→ **WHAT YOU NEED TO DO**
Count the lines below with the string "Chương" in them. Only the number should be given.

(Interface dataset entries)
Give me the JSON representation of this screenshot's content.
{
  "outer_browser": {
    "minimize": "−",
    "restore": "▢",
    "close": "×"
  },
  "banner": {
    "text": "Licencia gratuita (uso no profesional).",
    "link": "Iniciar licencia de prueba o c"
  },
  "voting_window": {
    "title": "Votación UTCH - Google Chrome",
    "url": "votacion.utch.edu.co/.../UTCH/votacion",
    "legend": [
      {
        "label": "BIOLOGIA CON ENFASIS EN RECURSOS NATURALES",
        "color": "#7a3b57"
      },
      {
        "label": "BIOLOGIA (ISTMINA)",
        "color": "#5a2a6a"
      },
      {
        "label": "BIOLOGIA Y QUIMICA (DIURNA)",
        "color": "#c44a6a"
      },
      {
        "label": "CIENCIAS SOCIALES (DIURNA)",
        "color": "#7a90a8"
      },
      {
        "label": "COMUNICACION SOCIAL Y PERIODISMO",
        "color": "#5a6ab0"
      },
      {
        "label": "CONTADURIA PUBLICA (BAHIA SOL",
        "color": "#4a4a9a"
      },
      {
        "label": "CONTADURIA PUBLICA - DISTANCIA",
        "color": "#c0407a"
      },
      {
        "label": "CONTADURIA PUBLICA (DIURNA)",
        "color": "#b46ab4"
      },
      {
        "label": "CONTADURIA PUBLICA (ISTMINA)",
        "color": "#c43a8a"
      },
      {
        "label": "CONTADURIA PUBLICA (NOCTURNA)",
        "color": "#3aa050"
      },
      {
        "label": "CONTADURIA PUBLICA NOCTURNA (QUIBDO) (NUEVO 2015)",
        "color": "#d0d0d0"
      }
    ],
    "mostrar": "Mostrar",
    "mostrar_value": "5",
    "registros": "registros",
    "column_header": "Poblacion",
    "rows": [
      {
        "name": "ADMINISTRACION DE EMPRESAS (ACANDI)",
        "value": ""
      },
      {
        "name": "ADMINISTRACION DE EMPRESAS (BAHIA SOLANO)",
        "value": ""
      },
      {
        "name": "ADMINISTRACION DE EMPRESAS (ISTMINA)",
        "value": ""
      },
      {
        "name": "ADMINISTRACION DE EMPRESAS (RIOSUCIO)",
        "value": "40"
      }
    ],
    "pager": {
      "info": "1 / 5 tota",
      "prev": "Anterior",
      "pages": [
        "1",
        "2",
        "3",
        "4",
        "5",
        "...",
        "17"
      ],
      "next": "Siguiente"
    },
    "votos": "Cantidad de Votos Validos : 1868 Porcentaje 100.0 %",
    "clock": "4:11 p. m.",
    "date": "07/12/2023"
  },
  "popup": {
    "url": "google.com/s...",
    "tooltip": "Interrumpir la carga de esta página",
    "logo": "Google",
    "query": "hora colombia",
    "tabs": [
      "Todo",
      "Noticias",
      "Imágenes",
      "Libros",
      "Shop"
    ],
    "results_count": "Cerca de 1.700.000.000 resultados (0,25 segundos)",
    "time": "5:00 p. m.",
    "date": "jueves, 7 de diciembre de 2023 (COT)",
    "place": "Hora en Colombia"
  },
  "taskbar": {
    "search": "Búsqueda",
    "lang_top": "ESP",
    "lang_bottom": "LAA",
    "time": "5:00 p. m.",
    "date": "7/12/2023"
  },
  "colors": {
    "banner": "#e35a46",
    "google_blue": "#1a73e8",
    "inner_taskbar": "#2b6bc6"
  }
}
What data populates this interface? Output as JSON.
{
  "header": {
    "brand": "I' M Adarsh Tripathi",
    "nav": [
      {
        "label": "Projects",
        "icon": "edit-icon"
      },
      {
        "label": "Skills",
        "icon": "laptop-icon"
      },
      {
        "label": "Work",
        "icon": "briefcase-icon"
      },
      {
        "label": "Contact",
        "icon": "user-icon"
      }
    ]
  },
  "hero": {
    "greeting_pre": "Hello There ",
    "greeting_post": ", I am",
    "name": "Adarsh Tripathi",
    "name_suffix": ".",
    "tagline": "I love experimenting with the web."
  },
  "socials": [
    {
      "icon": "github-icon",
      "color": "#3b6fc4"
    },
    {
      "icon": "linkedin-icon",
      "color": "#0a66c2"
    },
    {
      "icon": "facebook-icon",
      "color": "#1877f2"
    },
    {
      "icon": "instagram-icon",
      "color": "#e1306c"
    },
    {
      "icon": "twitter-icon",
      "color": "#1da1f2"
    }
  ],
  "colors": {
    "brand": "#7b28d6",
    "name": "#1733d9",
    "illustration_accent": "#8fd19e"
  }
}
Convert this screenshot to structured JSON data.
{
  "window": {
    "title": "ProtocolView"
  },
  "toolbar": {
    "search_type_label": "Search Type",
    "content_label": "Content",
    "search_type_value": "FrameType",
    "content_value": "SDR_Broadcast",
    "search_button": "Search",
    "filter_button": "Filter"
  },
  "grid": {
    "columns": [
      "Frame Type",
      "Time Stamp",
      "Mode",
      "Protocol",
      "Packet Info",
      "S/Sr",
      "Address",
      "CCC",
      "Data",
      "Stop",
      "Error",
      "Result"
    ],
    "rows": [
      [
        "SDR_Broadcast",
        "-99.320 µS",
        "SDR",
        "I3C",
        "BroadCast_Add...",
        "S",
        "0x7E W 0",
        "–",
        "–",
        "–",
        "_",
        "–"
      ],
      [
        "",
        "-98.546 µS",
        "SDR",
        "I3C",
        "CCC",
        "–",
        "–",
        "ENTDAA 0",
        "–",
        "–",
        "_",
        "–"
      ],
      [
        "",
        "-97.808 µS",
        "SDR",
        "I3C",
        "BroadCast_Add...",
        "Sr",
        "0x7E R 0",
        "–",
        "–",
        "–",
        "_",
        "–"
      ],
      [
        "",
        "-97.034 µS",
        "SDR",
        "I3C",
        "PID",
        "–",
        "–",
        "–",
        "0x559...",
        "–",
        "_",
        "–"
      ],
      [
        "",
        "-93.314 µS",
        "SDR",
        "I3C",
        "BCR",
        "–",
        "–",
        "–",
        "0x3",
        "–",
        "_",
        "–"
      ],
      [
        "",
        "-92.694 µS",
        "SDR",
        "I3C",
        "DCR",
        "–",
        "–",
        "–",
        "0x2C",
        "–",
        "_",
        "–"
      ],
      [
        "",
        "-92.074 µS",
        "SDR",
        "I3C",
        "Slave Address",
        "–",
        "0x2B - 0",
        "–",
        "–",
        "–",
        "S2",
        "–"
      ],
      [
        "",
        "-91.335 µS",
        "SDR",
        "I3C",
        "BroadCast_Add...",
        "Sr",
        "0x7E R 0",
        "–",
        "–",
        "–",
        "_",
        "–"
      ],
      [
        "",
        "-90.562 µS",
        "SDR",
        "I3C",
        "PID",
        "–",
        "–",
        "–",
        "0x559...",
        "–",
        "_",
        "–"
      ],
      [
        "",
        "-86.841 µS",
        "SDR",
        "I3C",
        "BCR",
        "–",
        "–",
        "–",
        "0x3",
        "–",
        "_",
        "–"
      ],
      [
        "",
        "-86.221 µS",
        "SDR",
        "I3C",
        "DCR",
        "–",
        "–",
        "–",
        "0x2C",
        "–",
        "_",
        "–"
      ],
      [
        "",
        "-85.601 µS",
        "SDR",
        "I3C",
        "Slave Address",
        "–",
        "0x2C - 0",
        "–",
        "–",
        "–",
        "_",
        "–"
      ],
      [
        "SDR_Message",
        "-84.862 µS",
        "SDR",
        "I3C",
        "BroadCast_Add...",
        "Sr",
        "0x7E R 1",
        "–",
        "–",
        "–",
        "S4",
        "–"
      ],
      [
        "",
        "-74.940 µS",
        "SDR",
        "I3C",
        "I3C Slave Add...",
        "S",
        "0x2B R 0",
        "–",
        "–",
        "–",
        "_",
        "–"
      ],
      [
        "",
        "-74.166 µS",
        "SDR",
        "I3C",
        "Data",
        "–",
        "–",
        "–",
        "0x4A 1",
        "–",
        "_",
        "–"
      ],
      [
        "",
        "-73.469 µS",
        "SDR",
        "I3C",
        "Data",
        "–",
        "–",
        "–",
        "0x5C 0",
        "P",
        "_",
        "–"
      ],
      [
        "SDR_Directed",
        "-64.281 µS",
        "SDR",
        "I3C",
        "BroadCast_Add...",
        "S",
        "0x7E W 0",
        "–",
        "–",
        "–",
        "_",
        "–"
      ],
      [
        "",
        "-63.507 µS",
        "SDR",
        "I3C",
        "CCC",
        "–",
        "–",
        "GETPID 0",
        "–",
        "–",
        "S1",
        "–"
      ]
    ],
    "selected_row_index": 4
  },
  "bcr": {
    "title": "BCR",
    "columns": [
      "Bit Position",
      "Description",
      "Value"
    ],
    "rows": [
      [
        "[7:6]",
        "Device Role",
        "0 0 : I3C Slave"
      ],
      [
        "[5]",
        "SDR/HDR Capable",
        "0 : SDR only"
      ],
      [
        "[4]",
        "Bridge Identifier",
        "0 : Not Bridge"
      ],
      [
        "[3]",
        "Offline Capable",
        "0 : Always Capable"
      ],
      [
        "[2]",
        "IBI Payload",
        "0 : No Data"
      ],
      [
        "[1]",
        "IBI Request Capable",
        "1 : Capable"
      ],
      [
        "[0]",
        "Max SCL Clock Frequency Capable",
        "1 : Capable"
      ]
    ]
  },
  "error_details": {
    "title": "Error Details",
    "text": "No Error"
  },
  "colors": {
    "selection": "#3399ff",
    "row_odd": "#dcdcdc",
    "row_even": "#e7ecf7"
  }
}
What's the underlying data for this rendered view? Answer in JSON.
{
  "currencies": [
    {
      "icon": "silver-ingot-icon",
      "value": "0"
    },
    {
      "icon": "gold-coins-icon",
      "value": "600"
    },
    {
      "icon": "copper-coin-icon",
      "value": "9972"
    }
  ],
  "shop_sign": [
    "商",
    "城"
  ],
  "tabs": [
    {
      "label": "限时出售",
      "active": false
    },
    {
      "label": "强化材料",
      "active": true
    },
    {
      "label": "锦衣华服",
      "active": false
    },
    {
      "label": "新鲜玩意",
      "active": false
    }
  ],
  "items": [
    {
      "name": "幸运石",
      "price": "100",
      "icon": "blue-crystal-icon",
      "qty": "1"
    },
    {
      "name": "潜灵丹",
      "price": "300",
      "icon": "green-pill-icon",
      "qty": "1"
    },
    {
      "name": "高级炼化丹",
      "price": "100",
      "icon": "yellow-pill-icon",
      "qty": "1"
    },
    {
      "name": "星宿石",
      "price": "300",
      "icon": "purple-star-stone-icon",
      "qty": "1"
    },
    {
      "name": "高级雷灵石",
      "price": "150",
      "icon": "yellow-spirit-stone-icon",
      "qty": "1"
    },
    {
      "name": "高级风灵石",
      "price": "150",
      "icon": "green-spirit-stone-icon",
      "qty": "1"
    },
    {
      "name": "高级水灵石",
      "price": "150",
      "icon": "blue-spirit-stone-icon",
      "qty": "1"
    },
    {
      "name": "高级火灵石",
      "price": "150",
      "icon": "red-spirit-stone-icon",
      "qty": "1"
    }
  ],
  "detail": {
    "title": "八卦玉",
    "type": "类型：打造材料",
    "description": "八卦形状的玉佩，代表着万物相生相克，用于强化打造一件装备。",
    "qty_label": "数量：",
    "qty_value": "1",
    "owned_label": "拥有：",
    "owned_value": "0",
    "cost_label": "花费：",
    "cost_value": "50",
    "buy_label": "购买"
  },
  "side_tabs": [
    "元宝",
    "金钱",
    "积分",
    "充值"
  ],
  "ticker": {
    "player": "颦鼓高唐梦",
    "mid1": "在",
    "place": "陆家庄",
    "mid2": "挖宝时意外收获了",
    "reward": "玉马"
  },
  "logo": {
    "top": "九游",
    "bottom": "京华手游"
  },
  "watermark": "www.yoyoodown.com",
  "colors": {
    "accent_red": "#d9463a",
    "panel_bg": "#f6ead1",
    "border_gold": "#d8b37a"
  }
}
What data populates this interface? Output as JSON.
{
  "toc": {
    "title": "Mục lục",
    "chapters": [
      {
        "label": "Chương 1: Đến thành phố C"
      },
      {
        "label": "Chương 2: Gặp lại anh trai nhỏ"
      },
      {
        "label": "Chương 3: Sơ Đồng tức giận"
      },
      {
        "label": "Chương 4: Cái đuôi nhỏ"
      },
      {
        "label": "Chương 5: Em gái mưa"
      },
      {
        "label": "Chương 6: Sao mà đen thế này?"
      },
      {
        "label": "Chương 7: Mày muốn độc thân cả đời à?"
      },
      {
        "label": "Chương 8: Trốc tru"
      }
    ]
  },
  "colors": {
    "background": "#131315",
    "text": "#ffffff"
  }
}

→ **WRITTEN REPLY**
8